**EXERCISE REQUIREMENTS:** Every record below should be copied exactly, with the pictures left out.

EXERCISE MATERIALS below:

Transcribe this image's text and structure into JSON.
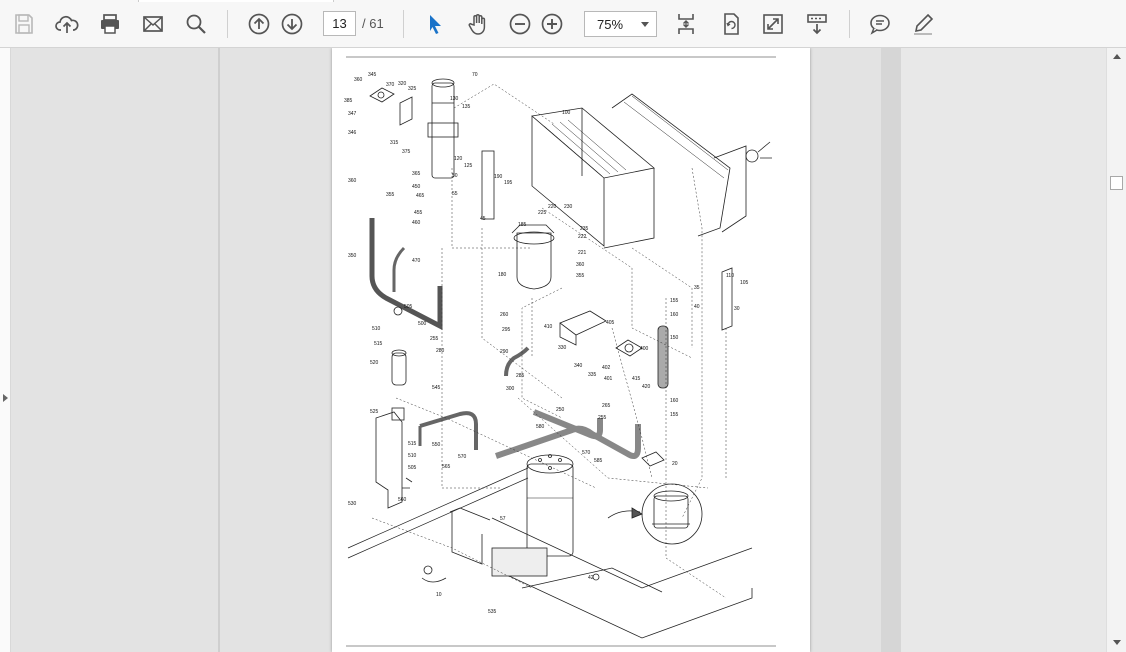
{
  "toolbar": {
    "page_number": "13",
    "page_total": "/ 61",
    "zoom": "75%",
    "icons": [
      "save-icon",
      "upload-icon",
      "print-icon",
      "email-icon",
      "search-icon",
      "prev-page-icon",
      "next-page-icon",
      "select-cursor-icon",
      "hand-tool-icon",
      "zoom-out-icon",
      "zoom-in-icon",
      "fit-page-icon",
      "rotate-icon",
      "fullscreen-icon",
      "scroll-mode-icon",
      "comment-icon",
      "highlight-icon"
    ],
    "accent": "#1a73c9"
  },
  "diagram": {
    "labels": [
      "345",
      "360",
      "370",
      "320",
      "385",
      "347",
      "346",
      "325",
      "315",
      "375",
      "130",
      "135",
      "70",
      "100",
      "120",
      "125",
      "190",
      "195",
      "50",
      "55",
      "365",
      "450",
      "465",
      "45",
      "360",
      "355",
      "455",
      "460",
      "185",
      "225",
      "220",
      "230",
      "235",
      "222",
      "221",
      "360",
      "355",
      "180",
      "350",
      "470",
      "110",
      "105",
      "35",
      "40",
      "30",
      "155",
      "160",
      "150",
      "505",
      "510",
      "500",
      "515",
      "255",
      "280",
      "520",
      "260",
      "295",
      "410",
      "405",
      "330",
      "400",
      "290",
      "285",
      "300",
      "340",
      "335",
      "402",
      "401",
      "415",
      "420",
      "160",
      "155",
      "265",
      "255",
      "250",
      "545",
      "525",
      "515",
      "510",
      "505",
      "550",
      "580",
      "570",
      "585",
      "560",
      "565",
      "570",
      "20",
      "530",
      "57",
      "42",
      "10",
      "535"
    ]
  }
}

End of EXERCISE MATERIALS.

**WORKED SOLUTION:**
Transcribe this image's text and structure into JSON.
{
  "toolbar": {
    "page_number": "13",
    "page_total": "/ 61",
    "zoom": "75%",
    "icons": [
      "save-icon",
      "upload-icon",
      "print-icon",
      "email-icon",
      "search-icon",
      "prev-page-icon",
      "next-page-icon",
      "select-cursor-icon",
      "hand-tool-icon",
      "zoom-out-icon",
      "zoom-in-icon",
      "fit-page-icon",
      "rotate-icon",
      "fullscreen-icon",
      "scroll-mode-icon",
      "comment-icon",
      "highlight-icon"
    ],
    "accent": "#1a73c9"
  },
  "diagram": {
    "labels": [
      "345",
      "360",
      "370",
      "320",
      "385",
      "347",
      "346",
      "325",
      "315",
      "375",
      "130",
      "135",
      "70",
      "100",
      "120",
      "125",
      "190",
      "195",
      "50",
      "55",
      "365",
      "450",
      "465",
      "45",
      "360",
      "355",
      "455",
      "460",
      "185",
      "225",
      "220",
      "230",
      "235",
      "222",
      "221",
      "360",
      "355",
      "180",
      "350",
      "470",
      "110",
      "105",
      "35",
      "40",
      "30",
      "155",
      "160",
      "150",
      "505",
      "510",
      "500",
      "515",
      "255",
      "280",
      "520",
      "260",
      "295",
      "410",
      "405",
      "330",
      "400",
      "290",
      "285",
      "300",
      "340",
      "335",
      "402",
      "401",
      "415",
      "420",
      "160",
      "155",
      "265",
      "255",
      "250",
      "545",
      "525",
      "515",
      "510",
      "505",
      "550",
      "580",
      "570",
      "585",
      "560",
      "565",
      "570",
      "20",
      "530",
      "57",
      "42",
      "10",
      "535"
    ]
  }
}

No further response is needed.